§ **EXERCISE**: Return the records exactly as they stand, and keep the pictures out of the copy.

Dataset entries:
☆ ☆ ☆ ☆ ☆ ☆ ☆

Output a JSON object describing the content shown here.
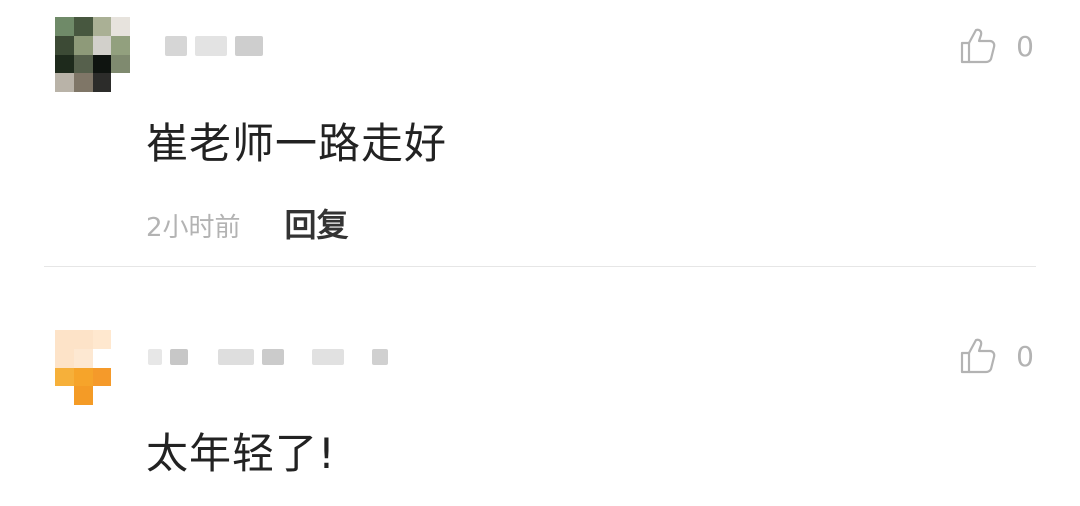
{
  "comments": [
    {
      "text": "崔老师一路走好",
      "time": "2小时前",
      "reply_label": "回复",
      "like_count": "0",
      "avatar_colors": [
        "#6f8a68",
        "#47573f",
        "#aab095",
        "#e7e3dd",
        "#3c4a35",
        "#8e9a79",
        "#d2d0cb",
        "#92a07e",
        "#1e2a1c",
        "#56604c",
        "#0f1410",
        "#7f8a6f",
        "#b9b3a8",
        "#7f7667",
        "#2c2c2a",
        "#ffffff"
      ]
    },
    {
      "text": "太年轻了!",
      "like_count": "0",
      "avatar_colors": [
        "#fde3c8",
        "#fde3c8",
        "#ffe8cf",
        "#ffffff",
        "#fde3c8",
        "#fde8d2",
        "#ffffff",
        "#ffffff",
        "#f6b03a",
        "#f6a42a",
        "#f59a2a",
        "#ffffff",
        "#ffffff",
        "#f49b26",
        "#ffffff",
        "#ffffff"
      ]
    }
  ],
  "icons": {
    "like": "thumbs-up-icon"
  },
  "colors": {
    "muted": "#b3b3b3",
    "text": "#222222",
    "divider": "#e6e6e6"
  }
}
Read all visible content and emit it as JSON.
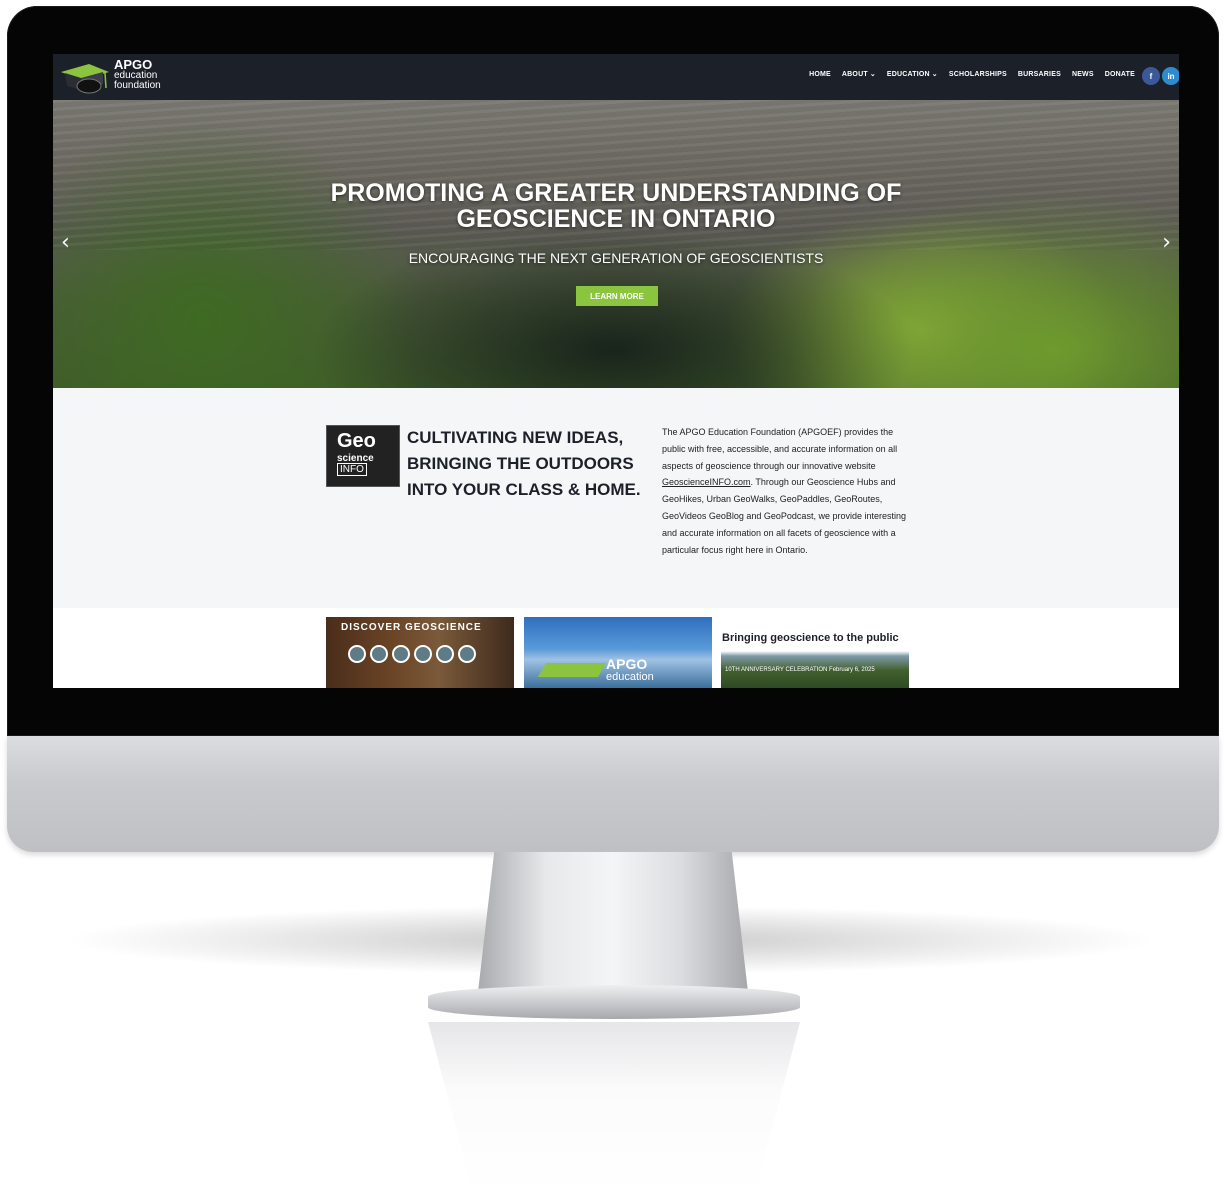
{
  "logo": {
    "line1": "APGO",
    "line2": "education",
    "line3": "foundation"
  },
  "nav": {
    "items": [
      {
        "label": "HOME",
        "dropdown": false
      },
      {
        "label": "ABOUT",
        "dropdown": true
      },
      {
        "label": "EDUCATION",
        "dropdown": true
      },
      {
        "label": "SCHOLARSHIPS",
        "dropdown": false
      },
      {
        "label": "BURSARIES",
        "dropdown": false
      },
      {
        "label": "NEWS",
        "dropdown": false
      },
      {
        "label": "DONATE",
        "dropdown": false
      }
    ],
    "social": [
      "facebook-icon",
      "linkedin-icon"
    ]
  },
  "hero": {
    "title_line1": "PROMOTING A GREATER UNDERSTANDING OF",
    "title_line2": "GEOSCIENCE IN ONTARIO",
    "subtitle": "ENCOURAGING THE NEXT GENERATION OF GEOSCIENTISTS",
    "button": "LEARN MORE"
  },
  "intro": {
    "logo": {
      "geo": "Geo",
      "science": "science",
      "info": "INFO"
    },
    "heading": "CULTIVATING NEW IDEAS, BRINGING THE OUTDOORS INTO YOUR CLASS & HOME.",
    "text_before_link": "The APGO Education Foundation (APGOEF) provides the public with free, accessible, and accurate information on all aspects of geoscience through our innovative website ",
    "link": "GeoscienceINFO.com",
    "text_after_link": ". Through our Geoscience Hubs and GeoHikes, Urban GeoWalks, GeoPaddles, GeoRoutes, GeoVideos GeoBlog and GeoPodcast, we provide interesting and accurate information on all facets of geoscience with a particular focus right here in Ontario."
  },
  "cards": {
    "card1_title": "DISCOVER GEOSCIENCE",
    "card2_line1": "APGO",
    "card2_line2": "education",
    "card3_title": "Bringing geoscience to the public",
    "card3_sub": "10TH ANNIVERSARY CELEBRATION February 6, 2025"
  },
  "colors": {
    "nav_bg": "#1c2028",
    "accent_green": "#8bc53f",
    "facebook": "#3b5998",
    "linkedin": "#2e8bd0"
  }
}
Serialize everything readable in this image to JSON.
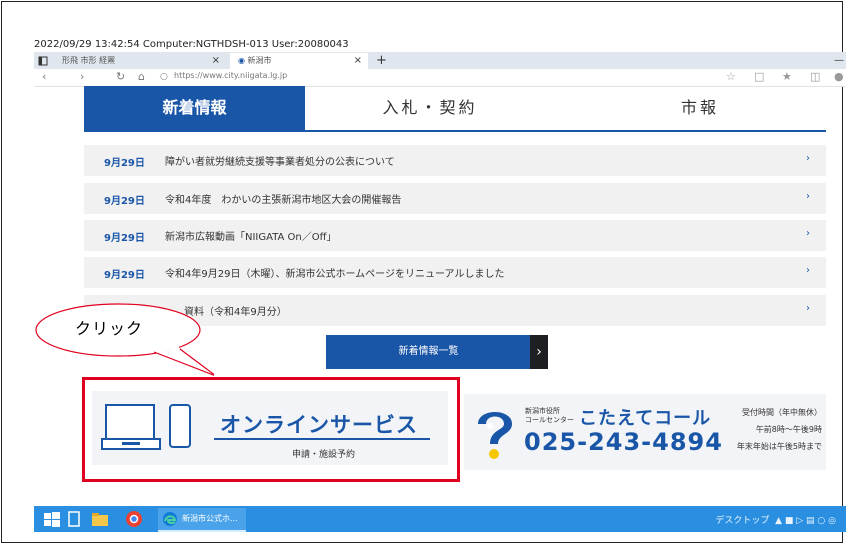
{
  "stamp": "2022/09/29 13:42:54 Computer:NGTHDSH-013 User:20080043",
  "browser": {
    "tabs": [
      {
        "label": "形飛 市形 経罴",
        "close": "×"
      },
      {
        "label": "新潟市",
        "close": "×"
      }
    ],
    "new_tab": "+",
    "minimize": "—",
    "url": "https://www.city.niigata.lg.jp"
  },
  "news": {
    "tabs": [
      "新着情報",
      "入札・契約",
      "市報"
    ],
    "items": [
      {
        "date": "9月29日",
        "title": "障がい者就労継続支援等事業者処分の公表について",
        "arrow": "›"
      },
      {
        "date": "9月29日",
        "title": "令和4年度　わかいの主張新潟市地区大会の開催報告",
        "arrow": "›"
      },
      {
        "date": "9月29日",
        "title": "新潟市広報動画「NIIGATA On／Off」",
        "arrow": "›"
      },
      {
        "date": "9月29日",
        "title": "令和4年9月29日（木曜）、新潟市公式ホームページをリニューアルしました",
        "arrow": "›"
      },
      {
        "date": "",
        "title": "資料（令和4年9月分）",
        "arrow": "›"
      }
    ],
    "more_label": "新着情報一覧",
    "more_chevron": "›"
  },
  "callout": "クリック",
  "online_service": {
    "title": "オンラインサービス",
    "subtitle": "申請・施設予約"
  },
  "call_center": {
    "small_line1": "新潟市役所",
    "small_line2": "コールセンター",
    "name": "こたえてコール",
    "phone": "025-243-4894",
    "hours_line1": "受付時間（年中無休）",
    "hours_line2": "午前8時～午後9時",
    "hours_line3": "年末年始は午後5時まで"
  },
  "taskbar": {
    "app_label": "新潟市公式ホ...",
    "tray": "デスクトップ"
  },
  "colors": {
    "accent": "#1a56a8",
    "highlight": "#e0001f",
    "taskbar": "#2a8fe0"
  }
}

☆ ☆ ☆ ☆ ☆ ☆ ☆

§ **SOLUTION**:
Output a JSON object describing the content shown here.
{
  "comments": [
    {
      "text": "崔老师一路走好",
      "time": "2小时前",
      "reply_label": "回复",
      "like_count": "0",
      "avatar_colors": [
        "#6f8a68",
        "#47573f",
        "#aab095",
        "#e7e3dd",
        "#3c4a35",
        "#8e9a79",
        "#d2d0cb",
        "#92a07e",
        "#1e2a1c",
        "#56604c",
        "#0f1410",
        "#7f8a6f",
        "#b9b3a8",
        "#7f7667",
        "#2c2c2a",
        "#ffffff"
      ]
    },
    {
      "text": "太年轻了!",
      "like_count": "0",
      "avatar_colors": [
        "#fde3c8",
        "#fde3c8",
        "#ffe8cf",
        "#ffffff",
        "#fde3c8",
        "#fde8d2",
        "#ffffff",
        "#ffffff",
        "#f6b03a",
        "#f6a42a",
        "#f59a2a",
        "#ffffff",
        "#ffffff",
        "#f49b26",
        "#ffffff",
        "#ffffff"
      ]
    }
  ],
  "icons": {
    "like": "thumbs-up-icon"
  },
  "colors": {
    "muted": "#b3b3b3",
    "text": "#222222",
    "divider": "#e6e6e6"
  }
}
Read all visible content and emit it as JSON.
{
  "logo": {
    "line1": "APGO",
    "line2": "education",
    "line3": "foundation"
  },
  "nav": {
    "items": [
      {
        "label": "HOME",
        "dropdown": false
      },
      {
        "label": "ABOUT",
        "dropdown": true
      },
      {
        "label": "EDUCATION",
        "dropdown": true
      },
      {
        "label": "SCHOLARSHIPS",
        "dropdown": false
      },
      {
        "label": "BURSARIES",
        "dropdown": false
      },
      {
        "label": "NEWS",
        "dropdown": false
      },
      {
        "label": "DONATE",
        "dropdown": false
      }
    ],
    "social": [
      "facebook-icon",
      "linkedin-icon"
    ]
  },
  "hero": {
    "title_line1": "PROMOTING A GREATER UNDERSTANDING OF",
    "title_line2": "GEOSCIENCE IN ONTARIO",
    "subtitle": "ENCOURAGING THE NEXT GENERATION OF GEOSCIENTISTS",
    "button": "LEARN MORE"
  },
  "intro": {
    "logo": {
      "geo": "Geo",
      "science": "science",
      "info": "INFO"
    },
    "heading": "CULTIVATING NEW IDEAS, BRINGING THE OUTDOORS INTO YOUR CLASS & HOME.",
    "text_before_link": "The APGO Education Foundation (APGOEF) provides the public with free, accessible, and accurate information on all aspects of geoscience through our innovative website ",
    "link": "GeoscienceINFO.com",
    "text_after_link": ". Through our Geoscience Hubs and GeoHikes, Urban GeoWalks, GeoPaddles, GeoRoutes, GeoVideos GeoBlog and GeoPodcast, we provide interesting and accurate information on all facets of geoscience with a particular focus right here in Ontario."
  },
  "cards": {
    "card1_title": "DISCOVER GEOSCIENCE",
    "card2_line1": "APGO",
    "card2_line2": "education",
    "card3_title": "Bringing geoscience to the public",
    "card3_sub": "10TH ANNIVERSARY CELEBRATION February 6, 2025"
  },
  "colors": {
    "nav_bg": "#1c2028",
    "accent_green": "#8bc53f",
    "facebook": "#3b5998",
    "linkedin": "#2e8bd0"
  }
}
Serialize everything readable in this image to JSON.
{
  "stamp": "2022/09/29 13:42:54 Computer:NGTHDSH-013 User:20080043",
  "browser": {
    "tabs": [
      {
        "label": "形飛 市形 経罴",
        "close": "×"
      },
      {
        "label": "新潟市",
        "close": "×"
      }
    ],
    "new_tab": "+",
    "minimize": "—",
    "url": "https://www.city.niigata.lg.jp"
  },
  "news": {
    "tabs": [
      "新着情報",
      "入札・契約",
      "市報"
    ],
    "items": [
      {
        "date": "9月29日",
        "title": "障がい者就労継続支援等事業者処分の公表について",
        "arrow": "›"
      },
      {
        "date": "9月29日",
        "title": "令和4年度　わかいの主張新潟市地区大会の開催報告",
        "arrow": "›"
      },
      {
        "date": "9月29日",
        "title": "新潟市広報動画「NIIGATA On／Off」",
        "arrow": "›"
      },
      {
        "date": "9月29日",
        "title": "令和4年9月29日（木曜）、新潟市公式ホームページをリニューアルしました",
        "arrow": "›"
      },
      {
        "date": "",
        "title": "資料（令和4年9月分）",
        "arrow": "›"
      }
    ],
    "more_label": "新着情報一覧",
    "more_chevron": "›"
  },
  "callout": "クリック",
  "online_service": {
    "title": "オンラインサービス",
    "subtitle": "申請・施設予約"
  },
  "call_center": {
    "small_line1": "新潟市役所",
    "small_line2": "コールセンター",
    "name": "こたえてコール",
    "phone": "025-243-4894",
    "hours_line1": "受付時間（年中無休）",
    "hours_line2": "午前8時～午後9時",
    "hours_line3": "年末年始は午後5時まで"
  },
  "taskbar": {
    "app_label": "新潟市公式ホ...",
    "tray": "デスクトップ"
  },
  "colors": {
    "accent": "#1a56a8",
    "highlight": "#e0001f",
    "taskbar": "#2a8fe0"
  }
}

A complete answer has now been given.